#OpenBordersDay

On one of the most important policy issues in the world is Open Borders. To that end:
Freedom of movement is a basic liberty that governments should respect and protect unless justified by extenuating circumstances. This extends to movement across international boundaries.

International law and many domestic laws already recognise the right of any individual to leave his or her country. This right may only be circumscribed in extreme circumstances, where threats to public safety or order are imminent.

We believe international and domestic law should similarly extend such protections to individuals seeking to enter another country. Although there may be times when governments should treat foreign nationals differently from domestic citizens, freedom of movement and residence are fundamental rights that should only be circumscribed when the situation absolutely warrants.

The border enforcement status quo is both morally unconscionable and economically destructive. Border controls predominantly restrict the movement of people who bear no ill intentions. Most of the people legally barred from moving across international borders today are fleeing persecution or poverty, desire a better job or home, or simply want to see the city lights.

The border status quo bars ordinary people from pursuing the life and opportunity they desire, not because they lack merit or because they pose a danger to others. Billions of people are legally barred from realising their full potential and ambitions purely on the basis of an accident of birth: where they were born. This is both a drain on the economic and innovative potential of human societies across the world, and indefensible in any order that recognises the moral worth and dignity of every human being.

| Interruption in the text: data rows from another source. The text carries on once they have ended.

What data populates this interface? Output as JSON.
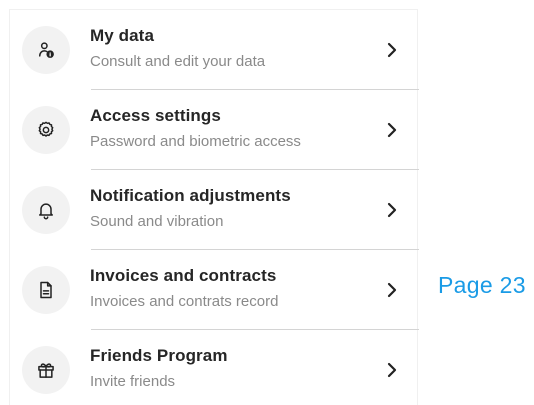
{
  "menu": {
    "items": [
      {
        "title": "My data",
        "subtitle": "Consult and edit your data",
        "icon": "user-info-icon"
      },
      {
        "title": "Access settings",
        "subtitle": "Password and biometric access",
        "icon": "gear-icon"
      },
      {
        "title": "Notification adjustments",
        "subtitle": "Sound and vibration",
        "icon": "bell-icon"
      },
      {
        "title": "Invoices and contracts",
        "subtitle": "Invoices and contrats record",
        "icon": "document-icon"
      },
      {
        "title": "Friends Program",
        "subtitle": "Invite friends",
        "icon": "gift-icon"
      }
    ]
  },
  "page_label": "Page 23",
  "colors": {
    "accent": "#1a9be6",
    "title": "#262626",
    "subtitle": "#8a8a8a",
    "icon_bg": "#f2f2f2",
    "divider": "#d4d4d4"
  }
}
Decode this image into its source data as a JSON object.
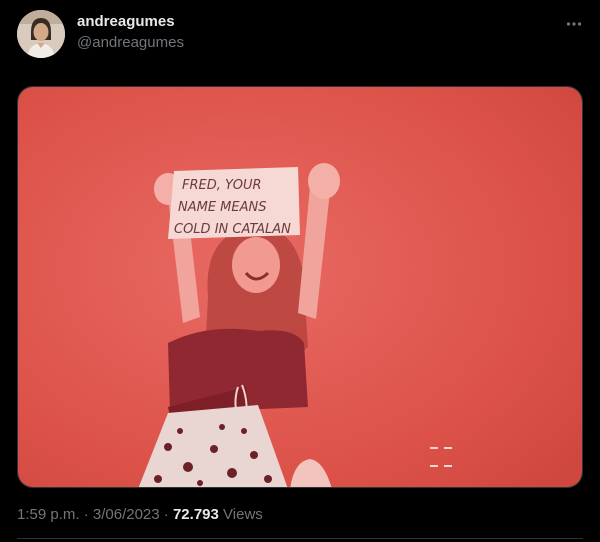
{
  "author": {
    "display_name": "andreagumes",
    "handle": "@andreagumes"
  },
  "media": {
    "sign_lines": [
      "FRED, YOUR",
      "NAME MEANS",
      "COLD IN CATALAN"
    ]
  },
  "meta": {
    "time": "1:59 p.m.",
    "separator": "·",
    "date": "3/06/2023",
    "views_count": "72.793",
    "views_label": "Views"
  },
  "colors": {
    "background": "#000000",
    "primary_text": "#e7e9ea",
    "secondary_text": "#71767b",
    "photo_tint": "#e0554f"
  },
  "icons": {
    "more": "more-horizontal-icon"
  }
}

We seek legal and policy reforms that will reduce and eventually remove these bars to movement for billions of ordinary people around the world. The economic toll of the modern restrictive border regime is vast, the human toll incalculable. To end this, we do not need a philosopher’s utopia or a world government. As citizens and human beings, we only demand accountability from our own governments for the senseless immigration laws that they enact in our name. Border controls should be minimised to only the extent required to protect public health and security. International borders should be open for all to cross, in both directions.
Add your name to the list of signatories by emailing openborders@googlegroups.com, with professional and academic affiliations, if appropriate.

Tuesday, March 03, 2015

I [Don't] Side With...

My top match is what makes the I Side With graphic, but it's not why I want to post this. I wanted to post this because of my 4th/5th best match: the Conservative Party of Canada (tied with the Bloc, outpacing the Greens, Communists, and Christian Heritage Party). Other classically liberal friends are posting similar results.

I have lots of friends who support Canada's Conservative Party, and a long time ago I used to be a supporter. So I have heard Conservatives talk for years about how libertarians and classical liberals are just ultra-committed, politically impractical Conservatives who will never realise the world that we want*, and if we want to be practical, or when we finally come around, we will vote Conservative.

Sorry, my friends on the right, but as I've been saying for years: that's just not the case. If I decide to get practical and go to the polls, I'll be voting for your opposition.